In addition, patients with Hashimoto’s (an autoimmune disease of the thyroid gland) also have a higher risk of developing Celiac disease (6) which can also limit the absorption of macromolecules and micronutrients.
All of these factors can potentially impact your hair growth.
It’s no wonder why, then, many thyroid patients look to biotin for help.
But does it work?
The answer is that it has the potential to work (7) but that doesn’t guarantee that it will work.
Many thyroid patients do find benefit, though, which is why I often recommend it (in addition to other therapies) to help with hair loss.
My personal recommendation is to combine biotin with other important co-factors such as selenium, zinc, choline, and B12 (8).
By combining these therapies together you will have the best chance of improving your hair quality.
If you do decide to take biotin, ensure that you take a good supplement, such as this one, and ensure that you avoid taking it 2-3 days prior to any blood draws related to your thyroid.
What should you do?
As a thyroid patient, you should be acutely aware of the fact that biotin impacts your thyroid lab tests.
This is true even if you aren’t knowingly taking biotin.
Because only about 30% of people taking biotin realize that they are taking it (9).
Think about it.
How many supplements are you taking right now? Are you aware of the ingredients in every single one of those supplements?
Some supplements, such as the ones that I offer, contain upwards of 15 ingredients.
While the ingredients are not always at their maximum dose, they can still cause minor interference with testing assays and may impact your lab tests.
My recommendation to you, as a patient, is to be aware of everything that you are putting in your body.
Pay attention to your supplements and look for any extra biotin.
You should also have a knowledge of how biotin impacts your lab tests so that you can inform your doctor.
If a thyroid lab test comes back abnormal, and if you are taking any supplement, don’t automatically assume that the problem is your thyroid.
Think first about other factors such as the supplements you are taking, whether or not they contain biotin, and simply re-test in a few weeks.
This retesting phase may prevent a lot of unnecessary stress and changes to your thyroid medication (which is not ideal unless absolutely necessary).
There is no question whether or not biotin can artificially interfere with normal thyroid lab tests.
The degree that it interferes with these lab tests and whether or not you should take it, however, are both important questions.
My opinion is that it is both possible to take biotin and avoid any potential issues by being thoughtful about when you take it and when you get your blood drawn.
As a thyroid patient, I don’t think you should be scared of this nutrient but instead should have a healthy understanding of how it works and how it impacts your lab tests.
But now I want to hear from you:
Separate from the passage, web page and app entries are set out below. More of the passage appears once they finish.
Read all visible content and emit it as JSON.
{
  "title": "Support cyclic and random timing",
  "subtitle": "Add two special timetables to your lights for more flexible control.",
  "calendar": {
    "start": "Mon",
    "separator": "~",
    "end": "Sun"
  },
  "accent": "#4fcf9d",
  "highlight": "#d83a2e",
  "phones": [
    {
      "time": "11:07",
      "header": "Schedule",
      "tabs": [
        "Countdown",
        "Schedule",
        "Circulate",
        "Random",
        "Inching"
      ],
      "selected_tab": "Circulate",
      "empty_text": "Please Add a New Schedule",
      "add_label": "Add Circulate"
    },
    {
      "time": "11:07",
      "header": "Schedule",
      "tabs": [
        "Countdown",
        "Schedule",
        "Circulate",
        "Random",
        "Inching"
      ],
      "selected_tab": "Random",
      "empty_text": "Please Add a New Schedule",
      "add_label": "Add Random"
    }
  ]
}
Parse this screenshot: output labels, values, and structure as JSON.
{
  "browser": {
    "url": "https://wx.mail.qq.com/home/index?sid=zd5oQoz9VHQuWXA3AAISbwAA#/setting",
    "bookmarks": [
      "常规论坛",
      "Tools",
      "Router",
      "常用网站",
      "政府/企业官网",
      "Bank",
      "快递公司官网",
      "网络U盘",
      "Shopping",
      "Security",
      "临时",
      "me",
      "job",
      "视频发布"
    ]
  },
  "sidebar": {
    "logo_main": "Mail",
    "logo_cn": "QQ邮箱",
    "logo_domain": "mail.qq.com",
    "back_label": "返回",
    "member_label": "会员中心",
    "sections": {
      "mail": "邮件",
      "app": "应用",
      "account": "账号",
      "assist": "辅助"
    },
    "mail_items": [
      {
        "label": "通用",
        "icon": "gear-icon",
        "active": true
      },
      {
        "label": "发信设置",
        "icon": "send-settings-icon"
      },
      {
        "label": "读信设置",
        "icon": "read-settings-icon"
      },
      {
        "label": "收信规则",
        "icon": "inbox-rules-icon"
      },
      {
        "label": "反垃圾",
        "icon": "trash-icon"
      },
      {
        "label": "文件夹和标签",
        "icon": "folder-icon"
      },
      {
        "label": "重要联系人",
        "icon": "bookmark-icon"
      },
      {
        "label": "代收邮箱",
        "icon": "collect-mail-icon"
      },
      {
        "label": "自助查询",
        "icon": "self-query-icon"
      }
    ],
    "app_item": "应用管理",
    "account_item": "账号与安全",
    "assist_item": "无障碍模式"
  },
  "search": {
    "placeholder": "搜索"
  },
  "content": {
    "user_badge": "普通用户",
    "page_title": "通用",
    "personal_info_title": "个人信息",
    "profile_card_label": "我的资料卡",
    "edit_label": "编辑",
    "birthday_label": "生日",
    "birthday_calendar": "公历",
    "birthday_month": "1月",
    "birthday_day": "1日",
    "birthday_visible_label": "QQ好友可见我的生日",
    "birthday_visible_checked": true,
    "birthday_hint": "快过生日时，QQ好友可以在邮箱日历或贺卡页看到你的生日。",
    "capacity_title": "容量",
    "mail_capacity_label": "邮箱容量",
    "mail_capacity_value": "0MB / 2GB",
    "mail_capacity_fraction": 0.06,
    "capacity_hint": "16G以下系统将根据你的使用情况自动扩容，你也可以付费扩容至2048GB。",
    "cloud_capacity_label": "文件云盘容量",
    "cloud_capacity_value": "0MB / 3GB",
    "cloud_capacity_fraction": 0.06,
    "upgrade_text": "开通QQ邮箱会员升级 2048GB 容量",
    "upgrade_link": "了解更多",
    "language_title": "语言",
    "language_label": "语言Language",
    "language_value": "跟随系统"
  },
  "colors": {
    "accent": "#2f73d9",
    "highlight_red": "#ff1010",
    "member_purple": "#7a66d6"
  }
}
Are you currently taking biotin?
Has it ever interfered with your thyroid lab tests?
Do you suspect that this has happened without you knowing or realizing it?
Is biotin working to help improve your hair loss?
Leave your questions or comments below!